So I made the annual pilgrimage back to Ithaca and Cornell for Homecoming. I’d love to say something about how I go back to reminisce about the quality education and think fondly of the many opportunities provides.
But I don’t. I could care less about football, and that plastic wine-glass thing that gave out as a Homecoming gift struck me as so unnecessary in my own home (where we be all fancy and use real glass) that I never even bothered checking in. I went back to see some old faces and attend my fraternity’s annual meeting, where I like to give uncomfortable glances whenever I hear/read things that are disconcerting, like steep increases in expenses, or membership decline, or things in those vein. Since none of their current membership were students while I was, I am able to get away with being a 24-year old curmudgeon. I also had a chance to see a pair of friends (one works at IC, the other is a Cornell PhD student), do acts of young alumni drunkery, and go to the Cornell Orchards for the first time ever.
Since I kept busy, I kept noticing things that I would otherwise hold off on commenting on. Like when I was doing a 4-mile morning run with my best friend, who is a Cornell employee, and we went past the Vine Street Cottages (I did not see any new homes in construction from the trail-side, but I am hopeful they’ve sold another lot or two). I could’ve went running with a camera. Could’ve cancelled lunch plans or dinner plans. But I didn’t. I know Ithaca Builds has a pretty firm grasp on these things. I passed a random house under construction near Honness Lane, and another later in the day on Hanshaw, near Freese Road. As my day went on, I kept taking mental notes, driving past the Goldwin Smith site work, Gates Hall, Seneca Way, Collegetown Terrace, into the city and past Breckenridge Place, and in an attempt to find parking for a West End restaurant, ended up seeing the structural framework going up for the new Planned Parenthood building. For better or worse, this is how my mind is wired. Two of my friends asked if I knew anything about Collegetown Terrace, and I was able to rattle off enough “fast facts” in twenty seconds that they commented that they were surprised and impressed.
It occurred to me in previous years, I would’ve been busting my hump trying to find time to dig out my camera and do a photo tour. But this year was different. I took it easy, I knew I had my stories, and Ithaca Builds has theirs, and they complement each other well. So I could take a deep breath. I could enjoy the extra time. I spent the afternoon before I left not running around like a man on a mission, camera in hand, but at my old fraternity, gathered around the open-porch lounge with about 15 of my contemporaries, some of whom I hadn’t really had a chance to talk to in ages.
It’s odd to say I don’t regret not coming back with a metric ton of photos, but this time around, I feel like my trip back was more fulfilling without them.

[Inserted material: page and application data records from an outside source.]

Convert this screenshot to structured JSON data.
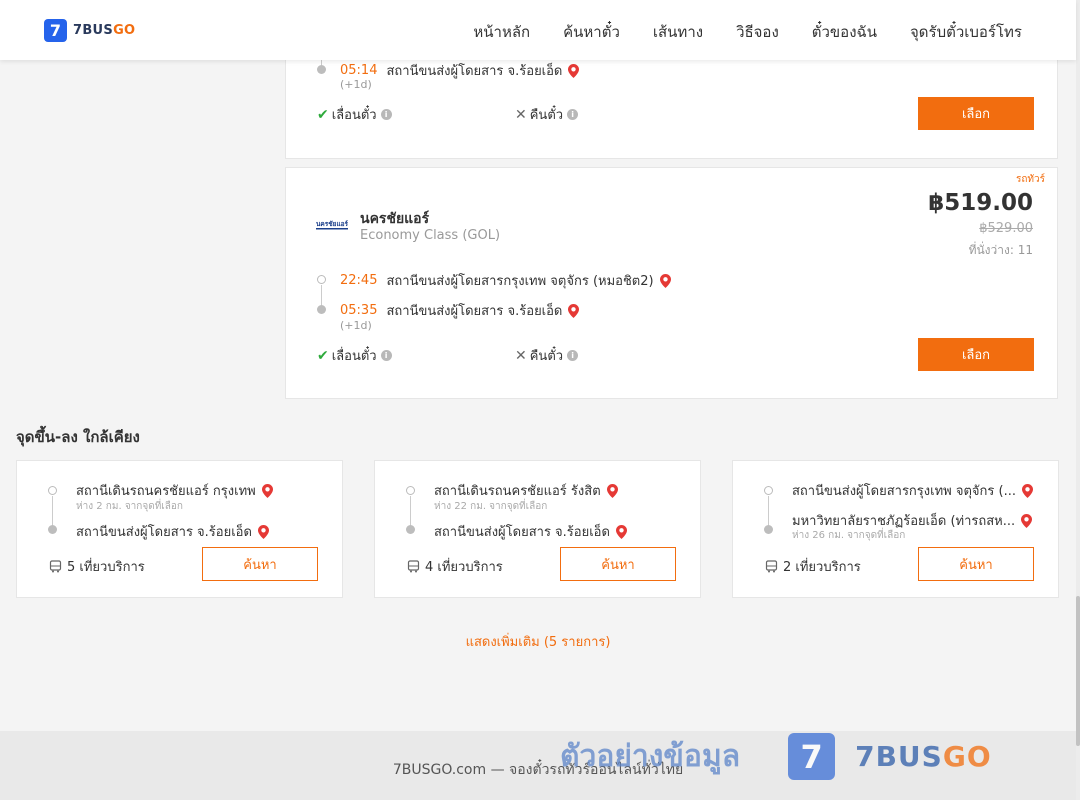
{
  "brand": {
    "logo_mark": "7",
    "name_a": "7BUS",
    "name_b": "GO"
  },
  "nav": [
    "หน้าหลัก",
    "ค้นหาตั๋ว",
    "เส้นทาง",
    "วิธีจอง",
    "ตั๋วของฉัน",
    "จุดรับตั๋วเบอร์โทร"
  ],
  "card1": {
    "arrive_time": "05:14",
    "arrive_station": "สถานีขนส่งผู้โดยสาร จ.ร้อยเอ็ด",
    "next_day": "(+1d)",
    "reschedule": "เลื่อนตั๋ว",
    "refund": "คืนตั๋ว",
    "select": "เลือก"
  },
  "card2": {
    "tag": "รถทัวร์",
    "operator_logo_text": "นครชัยแอร์",
    "operator": "นครชัยแอร์",
    "class": "Economy Class (GOL)",
    "price": "฿519.00",
    "old_price": "฿529.00",
    "seats": "ที่นั่งว่าง: 11",
    "depart_time": "22:45",
    "depart_station": "สถานีขนส่งผู้โดยสารกรุงเทพ จตุจักร (หมอชิต2)",
    "arrive_time": "05:35",
    "arrive_station": "สถานีขนส่งผู้โดยสาร จ.ร้อยเอ็ด",
    "next_day": "(+1d)",
    "reschedule": "เลื่อนตั๋ว",
    "refund": "คืนตั๋ว",
    "select": "เลือก"
  },
  "nearby": {
    "title": "จุดขึ้น-ลง ใกล้เคียง",
    "items": [
      {
        "from": "สถานีเดินรถนครชัยแอร์ กรุงเทพ",
        "from_dist": "ห่าง 2 กม. จากจุดที่เลือก",
        "to": "สถานีขนส่งผู้โดยสาร จ.ร้อยเอ็ด",
        "to_dist": "",
        "trips": "5 เที่ยวบริการ",
        "search": "ค้นหา"
      },
      {
        "from": "สถานีเดินรถนครชัยแอร์ รังสิต",
        "from_dist": "ห่าง 22 กม. จากจุดที่เลือก",
        "to": "สถานีขนส่งผู้โดยสาร จ.ร้อยเอ็ด",
        "to_dist": "",
        "trips": "4 เที่ยวบริการ",
        "search": "ค้นหา"
      },
      {
        "from": "สถานีขนส่งผู้โดยสารกรุงเทพ จตุจักร (...",
        "from_dist": "",
        "to": "มหาวิทยาลัยราชภัฏร้อยเอ็ด (ท่ารถสห...",
        "to_dist": "ห่าง 26 กม. จากจุดที่เลือก",
        "trips": "2 เที่ยวบริการ",
        "search": "ค้นหา"
      }
    ],
    "show_more": "แสดงเพิ่มเติม (5 รายการ)"
  },
  "footer": {
    "text": "7BUSGO.com — จองตั๋วรถทัวร์ออนไลน์ทั่วไทย",
    "watermark_text": "ตัวอย่างข้อมูล",
    "watermark_mark": "7",
    "watermark_brand_a": "7BUS",
    "watermark_brand_b": "GO"
  },
  "colors": {
    "accent": "#f26d0f",
    "brand_blue": "#2563eb",
    "ok_green": "#2eaa3c",
    "pin_red": "#e53935"
  }
}
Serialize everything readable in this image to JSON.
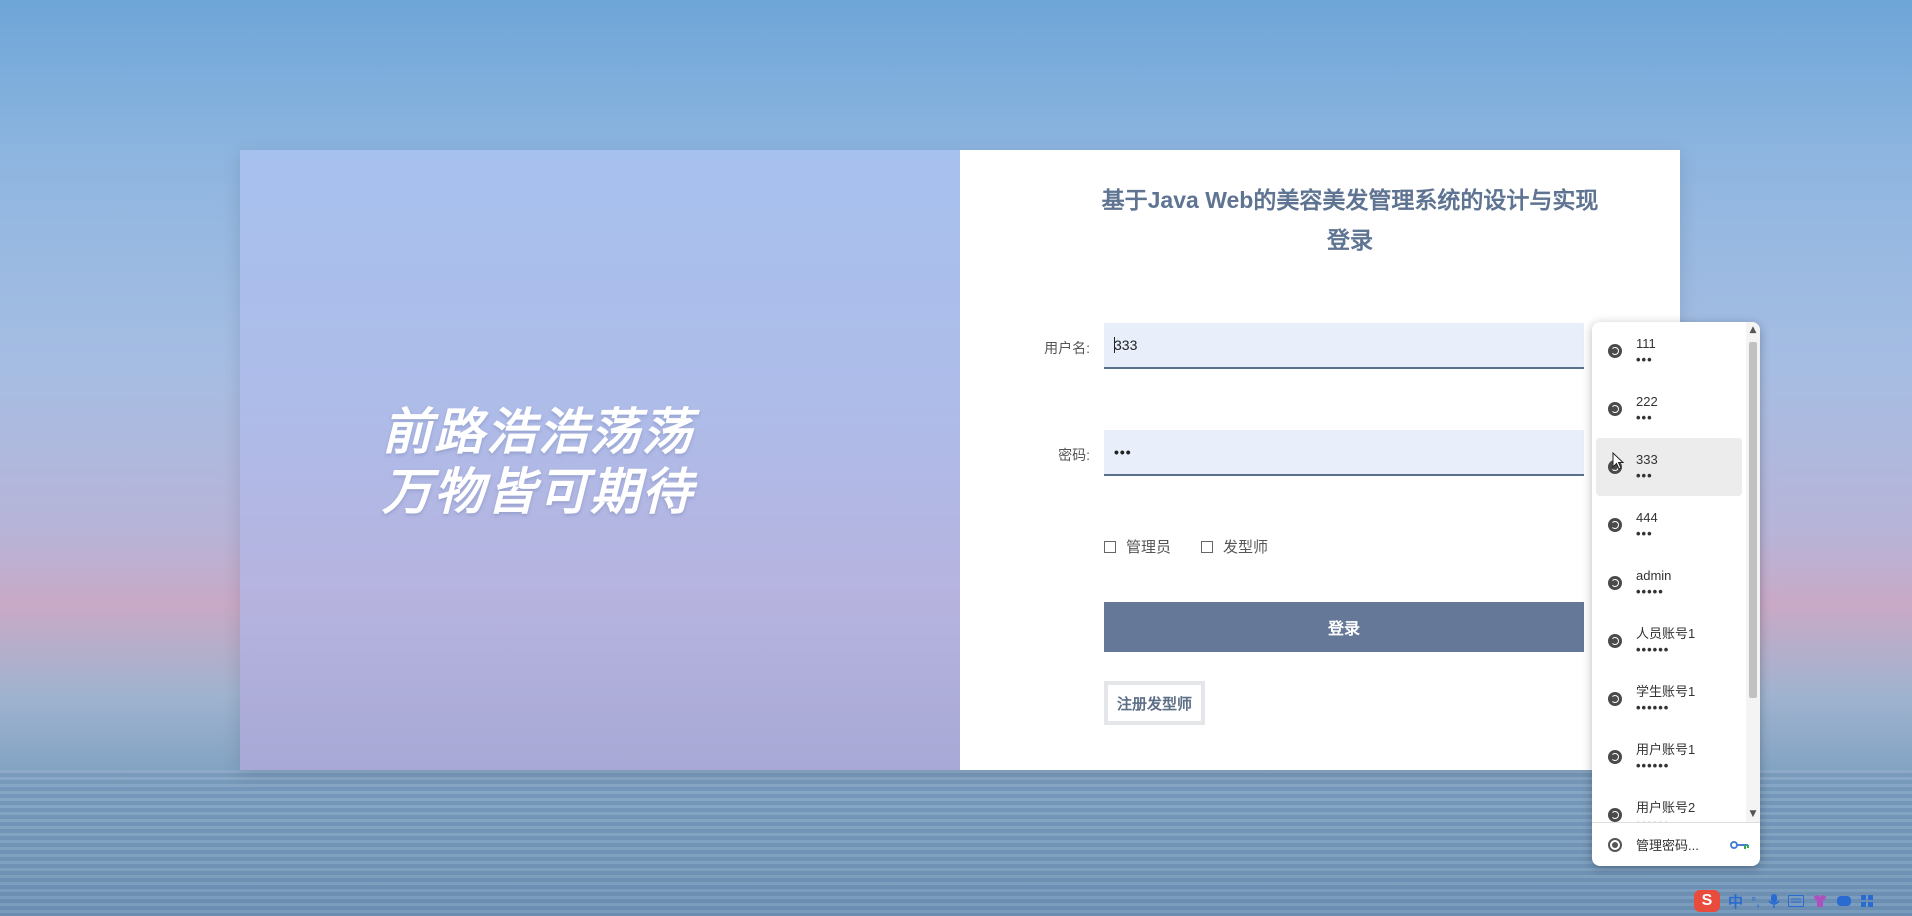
{
  "left_panel": {
    "slogan_line1": "前路浩浩荡荡",
    "slogan_line2": "万物皆可期待"
  },
  "login_form": {
    "title": "基于Java Web的美容美发管理系统的设计与实现登录",
    "username_label": "用户名:",
    "username_value": "333",
    "password_label": "密码:",
    "password_value": "•••",
    "roles": [
      {
        "label": "管理员",
        "checked": false
      },
      {
        "label": "发型师",
        "checked": false
      }
    ],
    "login_button": "登录",
    "register_button": "注册发型师"
  },
  "autofill_dropdown": {
    "items": [
      {
        "user": "111",
        "pass": "•••"
      },
      {
        "user": "222",
        "pass": "•••"
      },
      {
        "user": "333",
        "pass": "•••"
      },
      {
        "user": "444",
        "pass": "•••"
      },
      {
        "user": "admin",
        "pass": "•••••"
      },
      {
        "user": "人员账号1",
        "pass": "••••••"
      },
      {
        "user": "学生账号1",
        "pass": "••••••"
      },
      {
        "user": "用户账号1",
        "pass": "••••••"
      },
      {
        "user": "用户账号2",
        "pass": "••••••"
      }
    ],
    "highlighted_index": 2,
    "manage_label": "管理密码..."
  },
  "taskbar": {
    "ime_logo": "S",
    "ime_mode": "中",
    "ime_symbol": "°,"
  },
  "colors": {
    "accent": "#657898",
    "title": "#5e7492",
    "input_bg": "#e8effa",
    "ime_red": "#e94b3c",
    "ime_blue": "#2a6bd1"
  }
}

But, on my way out of town on 79, I did take photos of the Boiceville Cottages, since they’re outside of Ithaca Builds‘s usual haunts. Comparing to my April photos, Looks like they’ll have built at least 15 units this year.